Friday, November 14, 2008

a-z: beans

Camie is not a big fan of green beans. Won't eat them, she says. So I'm keeping the beans under control and going with only four varieties: Isar (Johnny's #2491), which is a yellow French bush bean; and fortex (#34), which is a classic pole bean. Third variety is fava beans, Windsor (#2141), which I've never eaten before, but seem big and delicious and I'm anxious to try them.  Fourth is soybeans, Butterbeans (#104), for some delicious edamame. These are also a bush bean. I may add on some dry beans later on.

Timing: I'm going to sow seeds after danger of frost has past and soil temp is above 65 degrees. I could start them indoors before that, but they grow so fast once in the ground that I'd probably only gain a few days to a week at most, and starting indoors requires some significant labor. For fava beans, they are planted when the peas are planted -- first thing in the spring and possible late in the summer for a fall/winter crop.

My rows are 30" accros, so I'll plant the bush beans (the Isar) in rows across the bed, 5 or 6 inches apart, 16 inches between rows. These need to be planted in succession because they need to be harvested about every day to prevent toughness.

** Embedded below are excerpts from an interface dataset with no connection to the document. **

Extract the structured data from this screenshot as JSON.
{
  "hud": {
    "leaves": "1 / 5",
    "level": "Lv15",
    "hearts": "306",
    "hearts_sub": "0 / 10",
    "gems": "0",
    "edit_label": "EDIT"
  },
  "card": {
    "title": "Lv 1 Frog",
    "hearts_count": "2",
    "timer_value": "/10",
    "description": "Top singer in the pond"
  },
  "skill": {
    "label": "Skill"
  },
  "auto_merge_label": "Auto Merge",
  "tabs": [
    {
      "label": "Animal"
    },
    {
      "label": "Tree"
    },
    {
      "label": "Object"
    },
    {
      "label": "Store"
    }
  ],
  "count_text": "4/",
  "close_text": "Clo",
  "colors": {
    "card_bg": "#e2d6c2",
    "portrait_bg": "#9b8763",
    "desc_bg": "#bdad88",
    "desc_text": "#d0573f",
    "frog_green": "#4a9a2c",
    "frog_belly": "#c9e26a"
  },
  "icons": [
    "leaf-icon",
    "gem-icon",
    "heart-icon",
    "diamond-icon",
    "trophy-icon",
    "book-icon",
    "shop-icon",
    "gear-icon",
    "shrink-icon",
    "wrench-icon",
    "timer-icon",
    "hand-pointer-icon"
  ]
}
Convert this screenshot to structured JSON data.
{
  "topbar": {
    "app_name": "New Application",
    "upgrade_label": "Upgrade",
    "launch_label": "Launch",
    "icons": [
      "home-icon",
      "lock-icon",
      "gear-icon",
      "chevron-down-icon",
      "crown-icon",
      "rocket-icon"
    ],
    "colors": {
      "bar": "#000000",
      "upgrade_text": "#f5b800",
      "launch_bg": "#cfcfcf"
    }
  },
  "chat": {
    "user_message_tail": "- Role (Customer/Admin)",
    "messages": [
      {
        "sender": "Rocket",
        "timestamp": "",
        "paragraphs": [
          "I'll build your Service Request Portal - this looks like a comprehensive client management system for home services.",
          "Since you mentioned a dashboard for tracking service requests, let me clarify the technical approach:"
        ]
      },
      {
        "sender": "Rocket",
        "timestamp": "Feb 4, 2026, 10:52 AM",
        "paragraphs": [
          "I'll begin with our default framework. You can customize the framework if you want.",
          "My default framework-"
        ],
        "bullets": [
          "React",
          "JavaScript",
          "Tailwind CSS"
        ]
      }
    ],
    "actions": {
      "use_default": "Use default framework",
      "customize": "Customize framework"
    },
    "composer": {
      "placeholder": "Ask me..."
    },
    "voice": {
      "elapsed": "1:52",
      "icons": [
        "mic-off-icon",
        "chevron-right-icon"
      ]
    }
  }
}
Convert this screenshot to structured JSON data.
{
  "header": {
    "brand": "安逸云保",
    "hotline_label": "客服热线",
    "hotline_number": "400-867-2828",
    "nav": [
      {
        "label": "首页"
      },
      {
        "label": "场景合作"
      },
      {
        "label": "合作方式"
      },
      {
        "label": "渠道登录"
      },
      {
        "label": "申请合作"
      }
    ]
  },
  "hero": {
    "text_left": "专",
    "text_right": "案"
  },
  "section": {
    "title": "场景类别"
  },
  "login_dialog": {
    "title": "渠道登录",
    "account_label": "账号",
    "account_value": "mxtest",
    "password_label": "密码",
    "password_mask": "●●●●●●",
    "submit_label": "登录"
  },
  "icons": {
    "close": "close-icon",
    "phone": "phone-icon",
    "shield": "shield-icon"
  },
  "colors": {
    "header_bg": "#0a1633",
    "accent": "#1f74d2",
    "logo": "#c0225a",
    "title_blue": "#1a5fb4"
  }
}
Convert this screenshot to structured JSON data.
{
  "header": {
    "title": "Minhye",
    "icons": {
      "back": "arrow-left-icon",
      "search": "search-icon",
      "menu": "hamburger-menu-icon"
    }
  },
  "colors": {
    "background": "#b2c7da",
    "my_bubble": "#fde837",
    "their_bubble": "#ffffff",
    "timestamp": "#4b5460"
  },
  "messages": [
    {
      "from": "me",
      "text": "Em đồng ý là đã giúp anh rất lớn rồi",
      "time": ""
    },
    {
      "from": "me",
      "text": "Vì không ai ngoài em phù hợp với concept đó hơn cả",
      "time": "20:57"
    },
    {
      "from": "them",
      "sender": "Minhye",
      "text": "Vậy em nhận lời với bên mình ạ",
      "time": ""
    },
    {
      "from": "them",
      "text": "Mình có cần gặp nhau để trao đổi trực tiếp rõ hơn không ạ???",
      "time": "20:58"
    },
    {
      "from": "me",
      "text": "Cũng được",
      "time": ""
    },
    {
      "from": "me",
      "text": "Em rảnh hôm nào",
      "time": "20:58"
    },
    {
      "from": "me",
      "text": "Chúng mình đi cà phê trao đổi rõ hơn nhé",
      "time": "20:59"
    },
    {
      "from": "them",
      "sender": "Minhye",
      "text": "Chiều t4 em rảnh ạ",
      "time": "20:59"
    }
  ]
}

The pole beans will be planted using a trellis system, comprised of (3) - 8' 2x2 @ 7.5 ft. on center driven 2 feet into the ground, with a 2x2 cross piece at the top attached with a galvanized nail (drill hole to prevent splitting). In reality, any number of trellis systems would work, but this is the one I'm planning on now. The idea is to get these up in the air so the beans grow straighter, faster, and take up less ground space.

I will put the trellis down the middle of the row, and have one row of beans on each side. Untreated twine will extend down from the trellis crossbar to each bean vine, making a sort of "A" shape. At the end of the season, the plant and the twine will go in the compost pile. One advantage of the "A" frame is that it can be easily covered with plastic to make a mini-greenhouse and extend the harvest of the pole beans past the first frost a ways.

An alternate trellis would have one row of beans down the middle of the bed with one trellis on each side. Twine would extend from the trellises down to the bean plant, making a "V" shape. This wouldn't give you as many bean plants (only one row instead of two), but would make harvesting easier as gravity would help the beans hang down from the outside on the "V" frame rather that from the inside of an "A" frame.  But space is limited, to I'll likely stick to the A-frame style and just deal with the slightly increased difficulty of harvesting.


Hilary said...

Ahhhh Camie and Green of the greatest duels of all time...glad to see she's still sticking to her guns.

Michael Farnworth said...

This deserves a story... when Camie was little,, about 3 or 4 years old, we were over eating at the Ingoldsby for dinner. Brad, Camie, Hilary and Marie were eating at a small table next to the grown-ups. During dinner we heard a "small wretching" and there sat Camie with her pile of regurgitated green beans next to her plate.
I guess I was to blame because of my own childhood food issues. I had made a big deal of eating all your food. Bless her heart... Camie did try!